When you make an online purchase, for example, Blur allows you the option of using a masked card. You provide Blur with the exact purchase amount through a browser extension. Blur gives you a virtual card number (a new one for every transaction) and its Massachusetts billing address, and charges the purchase amount to your regular credit card.
When you get your credit card bill, it will show a charge for Abine, instead of Amazon, Old Navy or whoever you actually made the purchase from. Although CreditCards.com found the service glitchy, it’s winning praise from privacy advocates.
“I think it’s a really good service,” says Dixon, who notes that it can help keep the names of crime or domestic violence victims out of circulation. Even if a shopper supplies a real name and a work address, “the credit card information is not there and they cannot track you by your credit card information,” she says.

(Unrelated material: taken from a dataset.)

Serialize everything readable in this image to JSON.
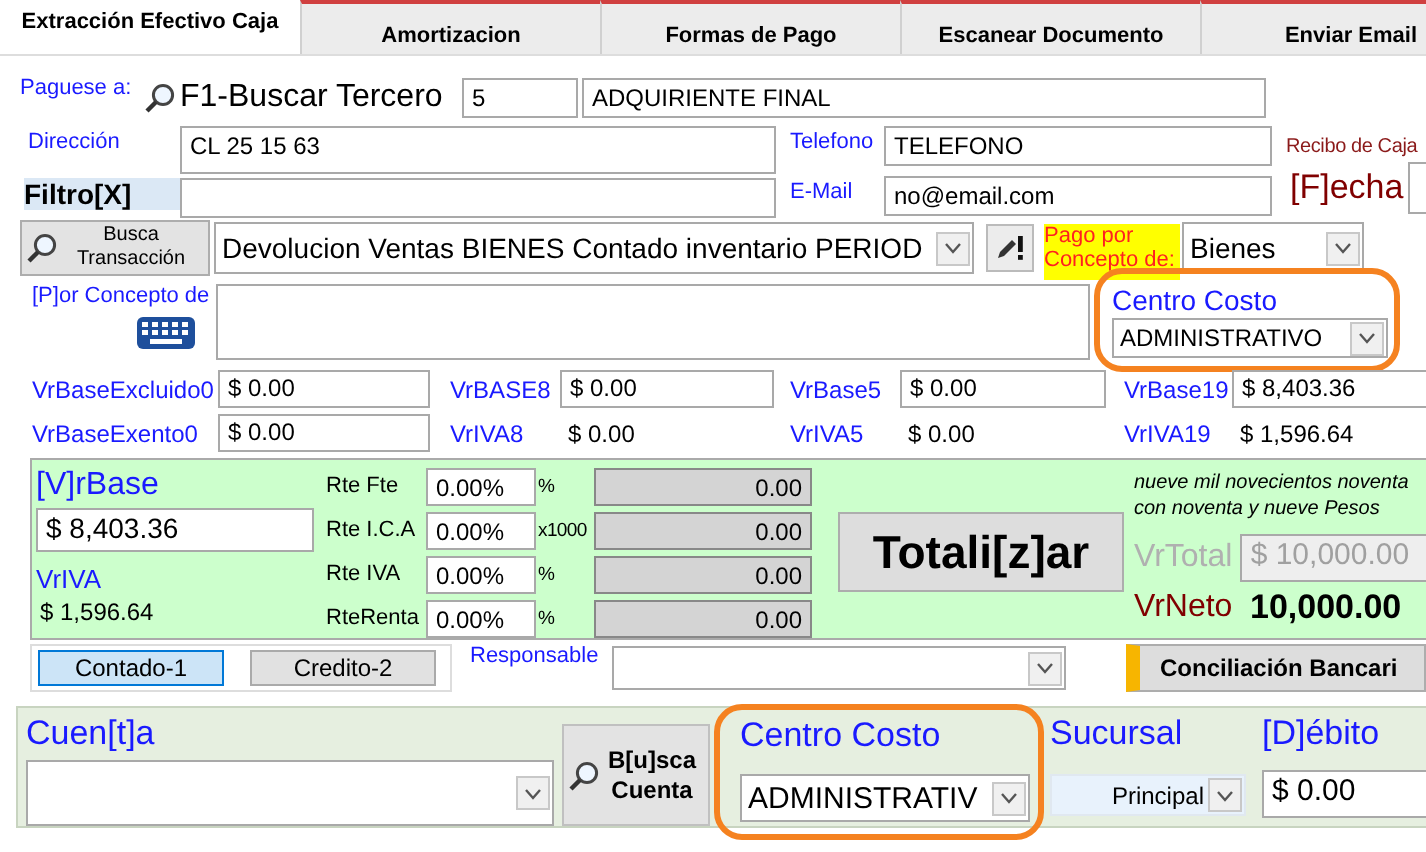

Abine co-founder Eugene Kuznetsov adds, “when the next 100 million credit cards end up being stolen, that doesn’t affect you very much.”
3. Mobile wallets
Some mobile wallets protect your information against merchant data breaches, too. For instance, Dixon says her credit cards wouldn’t have been canceled if she had been able to shop at Home Depot with Apple Pay.
That’s because ApplePay, which is available on some iPhone models, uses tokenization to keep your card number and other details out of merchants’ hands. The retailer receives only a device-specific token and a dynamic, one-time-use security code. The token is translated into a credit card number when it reaches the payment network, meaning that only your bank and payment network have information about both you and the transaction.
Google Wallet also uses tokenization — protecting your card information from merchant-level hacks — but it stores your card data and all of your purchase history on its own servers. Given the company’s advertising-focused business model, you may not want that.
With both Google Wallet and Apple Pay, the names of merchants you pay will show up on your credit card bill, so neither wallet will keep your purchases secret from anyone who can peek at your statement.
PayPal, on the other hand, will. Whether you fund your PayPal account with a credit card or bank account, the purchases you make through PayPal show up as “PayPal” on your statement. If someone else knows how to access your PayPal account, though, they will see the names of who you’ve been paying.
Bitcoin, an electronic currency that uses peer-to-peer technology with no banks or central authority involved, also can help you cover your purchasing tracks. You can install a bitcoin wallet on your mobile phone or computer to start making or receiving payments.
There’s no such thing as 100 percent security, there’s no such thing as 100 percent privacy, no matter what tools you invest in.
— Robert Siciliano
Dixon says bitcoin may be great for the technologically oriented, but she doesn’t recommend it for the average, non-techie shopper. The bitcoin website assures that you needn’t know the technology behind the currency in order to use it, but Dixon felt differently.
“It’s actually very complex,” she says. “The value of the bitcoins, how many bitcoins are there, if the bitcoins are real or not. It’s a real rabbit hole … I found it really, really enervating.”
Blur parent Abine recently launched an invitation-only beta service, Bitcoin Anywhere, to help bitcoin users “more fully participate in online commerce,” Abine’s online privacy blog says. Customers can use their bitcoin wallets to fund masked credit cards generated through Blur, “ensuring maximum financial security throughout the entire online checkout process.”
Abine’s Kuznetsov says the pilot allows consumers to use bitcoins anywhere a regular credit card is accepted. “It solves the ‘last mile’ problem of bitcoin, which is very exciting,” he says.
As for keeping your spending completely anonymous? “There really aren’t any perfect solutions,” says Dixon, “other than paying cash.”
See related: 6 ways to outsmart data brokers, Do predictive scores violate your privacy?, Synthetic identity theft crimes growing fast, targeting kids